───── Supplied entries ─────

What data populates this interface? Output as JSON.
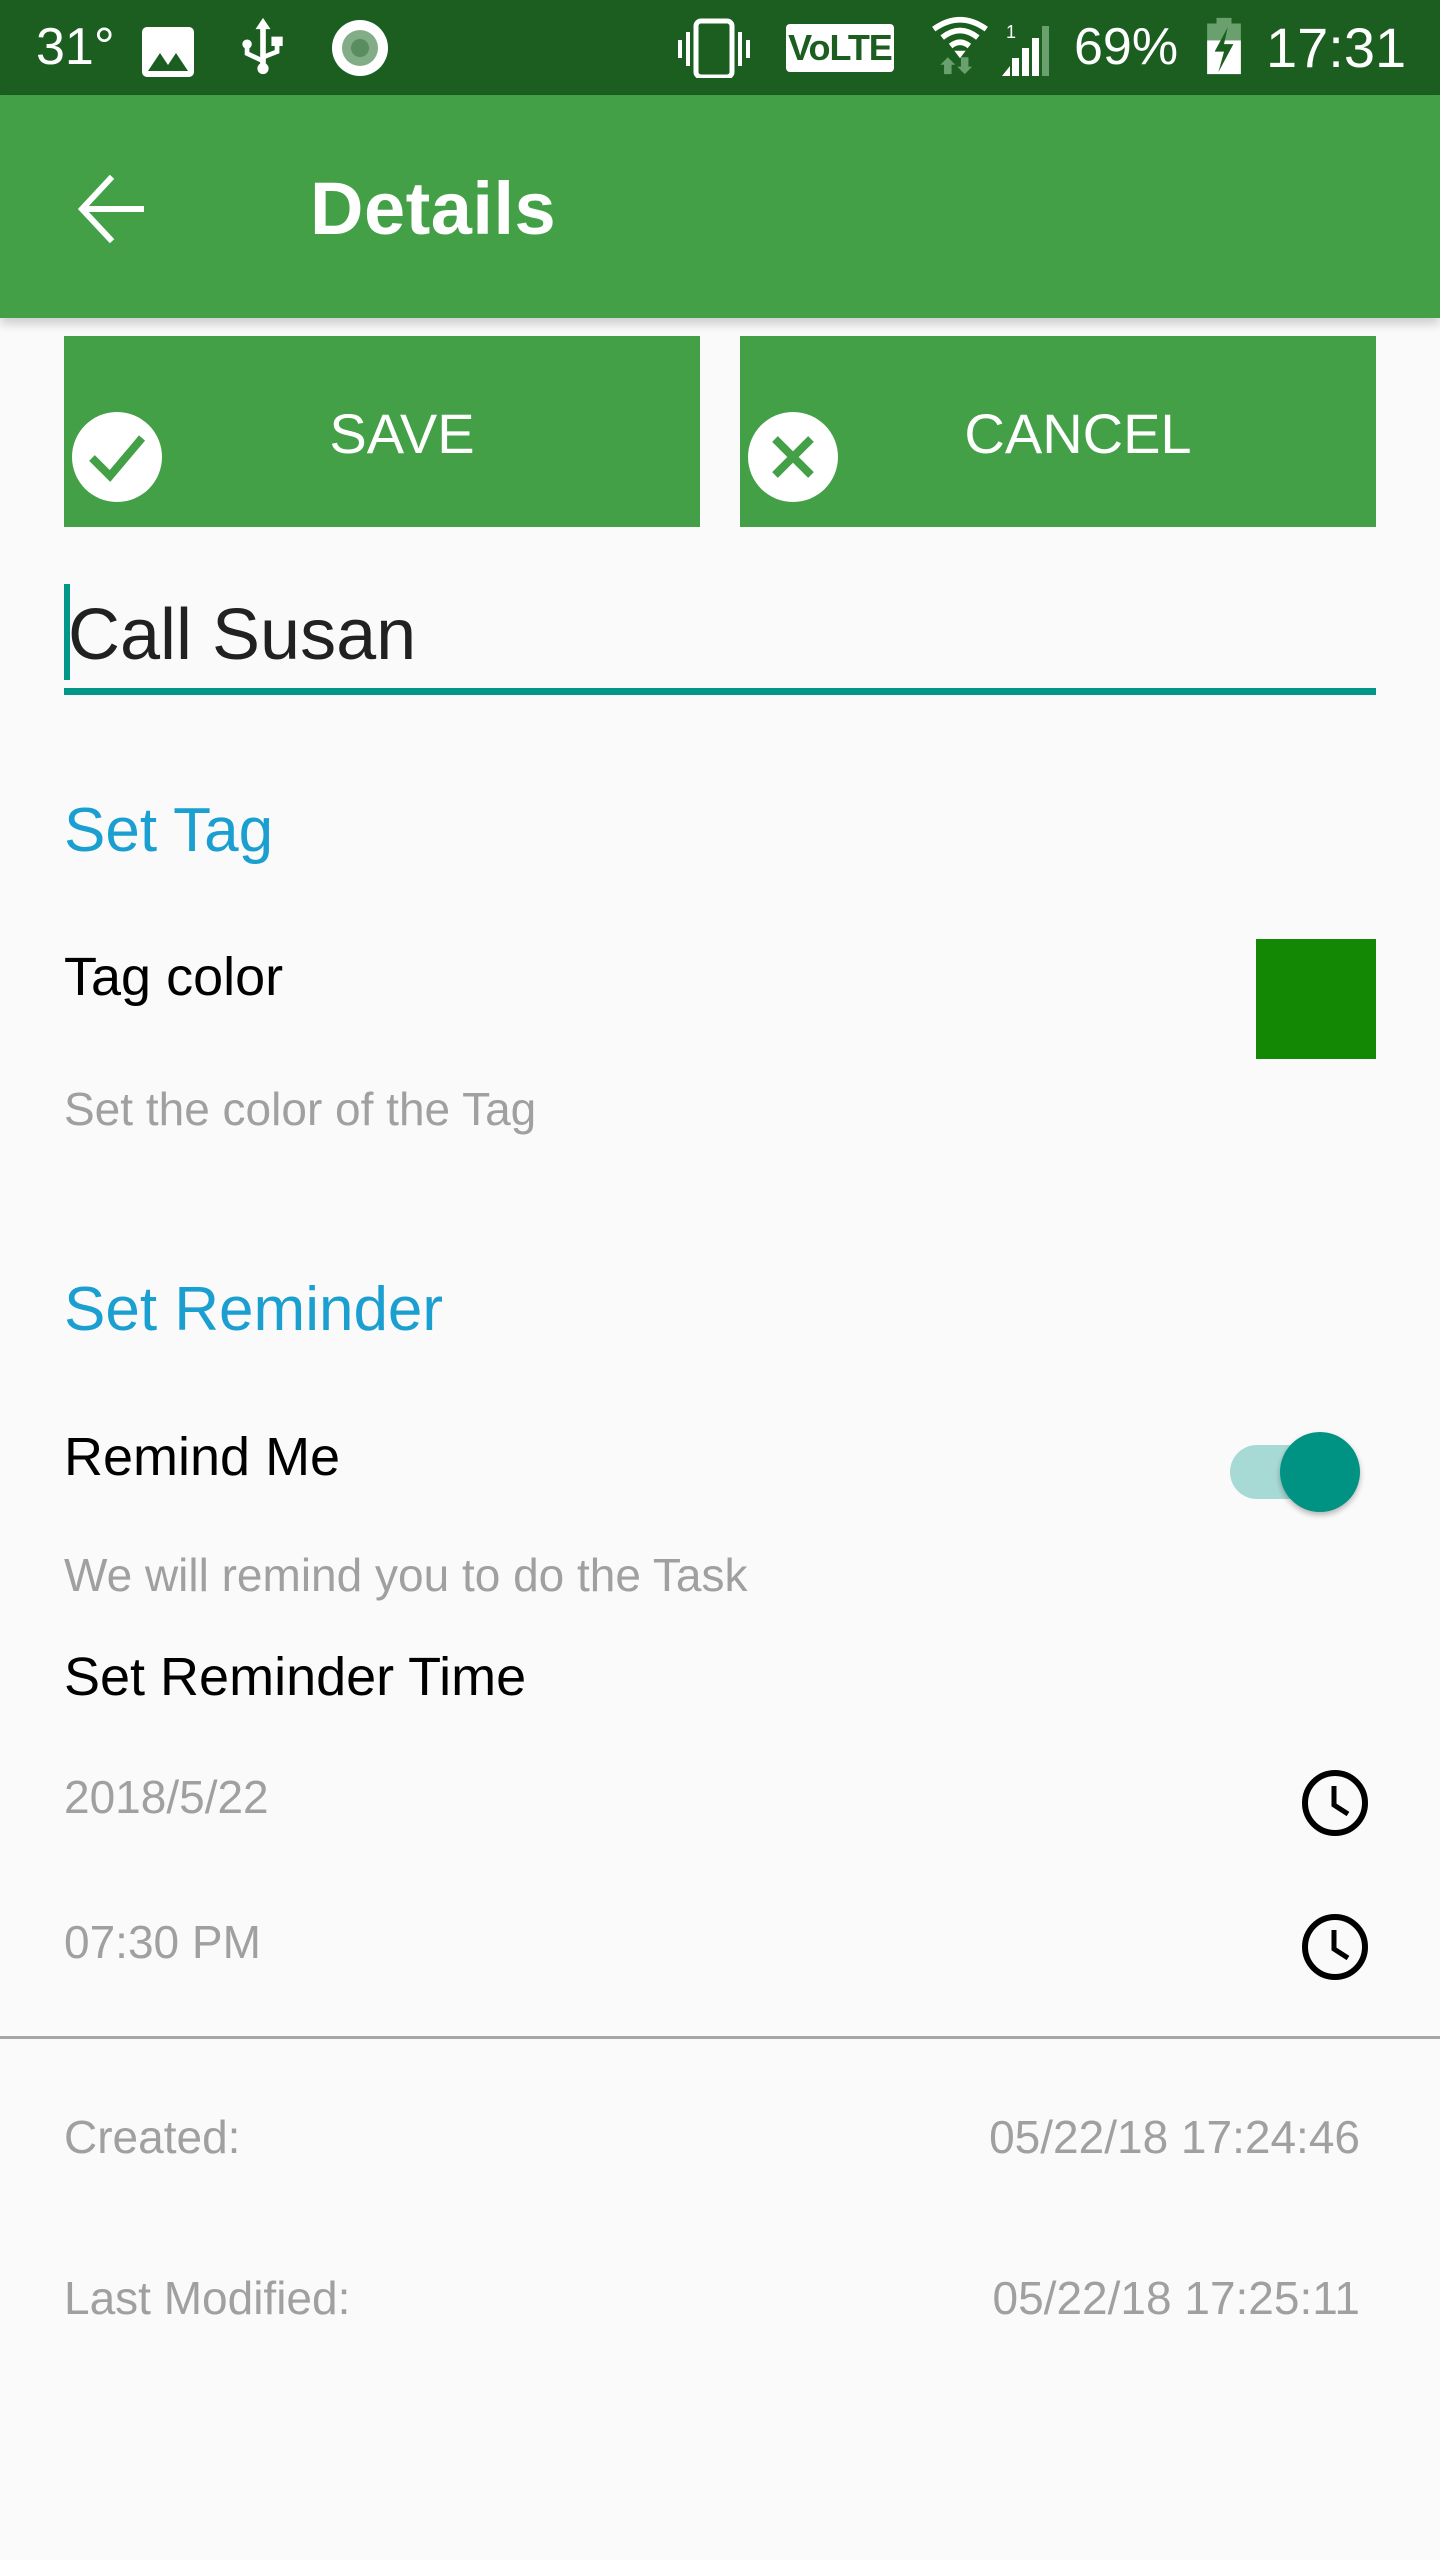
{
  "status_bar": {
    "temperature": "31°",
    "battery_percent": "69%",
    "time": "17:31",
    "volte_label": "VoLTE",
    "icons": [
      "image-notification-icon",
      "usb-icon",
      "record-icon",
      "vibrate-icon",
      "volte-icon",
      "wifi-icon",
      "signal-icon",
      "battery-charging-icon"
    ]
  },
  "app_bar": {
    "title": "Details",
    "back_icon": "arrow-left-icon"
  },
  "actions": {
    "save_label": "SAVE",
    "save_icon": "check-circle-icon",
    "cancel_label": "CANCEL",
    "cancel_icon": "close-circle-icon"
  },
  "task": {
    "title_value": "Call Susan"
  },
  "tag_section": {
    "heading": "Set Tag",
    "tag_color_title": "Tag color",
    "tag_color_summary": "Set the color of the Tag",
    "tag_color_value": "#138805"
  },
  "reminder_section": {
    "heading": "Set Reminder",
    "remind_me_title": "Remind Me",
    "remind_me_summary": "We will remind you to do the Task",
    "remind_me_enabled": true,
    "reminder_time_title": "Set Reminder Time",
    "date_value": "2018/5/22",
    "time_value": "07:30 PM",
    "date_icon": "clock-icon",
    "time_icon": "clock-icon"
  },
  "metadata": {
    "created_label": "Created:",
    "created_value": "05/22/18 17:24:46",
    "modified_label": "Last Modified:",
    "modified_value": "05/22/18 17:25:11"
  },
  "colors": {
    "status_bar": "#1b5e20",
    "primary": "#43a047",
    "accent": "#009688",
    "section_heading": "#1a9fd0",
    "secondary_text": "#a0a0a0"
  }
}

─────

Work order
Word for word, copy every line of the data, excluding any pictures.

Written response
What data populates this interface? Output as JSON.
{
  "status_bar": {
    "temperature": "31°",
    "battery_percent": "69%",
    "time": "17:31",
    "volte_label": "VoLTE",
    "icons": [
      "image-notification-icon",
      "usb-icon",
      "record-icon",
      "vibrate-icon",
      "volte-icon",
      "wifi-icon",
      "signal-icon",
      "battery-charging-icon"
    ]
  },
  "app_bar": {
    "title": "Details",
    "back_icon": "arrow-left-icon"
  },
  "actions": {
    "save_label": "SAVE",
    "save_icon": "check-circle-icon",
    "cancel_label": "CANCEL",
    "cancel_icon": "close-circle-icon"
  },
  "task": {
    "title_value": "Call Susan"
  },
  "tag_section": {
    "heading": "Set Tag",
    "tag_color_title": "Tag color",
    "tag_color_summary": "Set the color of the Tag",
    "tag_color_value": "#138805"
  },
  "reminder_section": {
    "heading": "Set Reminder",
    "remind_me_title": "Remind Me",
    "remind_me_summary": "We will remind you to do the Task",
    "remind_me_enabled": true,
    "reminder_time_title": "Set Reminder Time",
    "date_value": "2018/5/22",
    "time_value": "07:30 PM",
    "date_icon": "clock-icon",
    "time_icon": "clock-icon"
  },
  "metadata": {
    "created_label": "Created:",
    "created_value": "05/22/18 17:24:46",
    "modified_label": "Last Modified:",
    "modified_value": "05/22/18 17:25:11"
  },
  "colors": {
    "status_bar": "#1b5e20",
    "primary": "#43a047",
    "accent": "#009688",
    "section_heading": "#1a9fd0",
    "secondary_text": "#a0a0a0"
  }
}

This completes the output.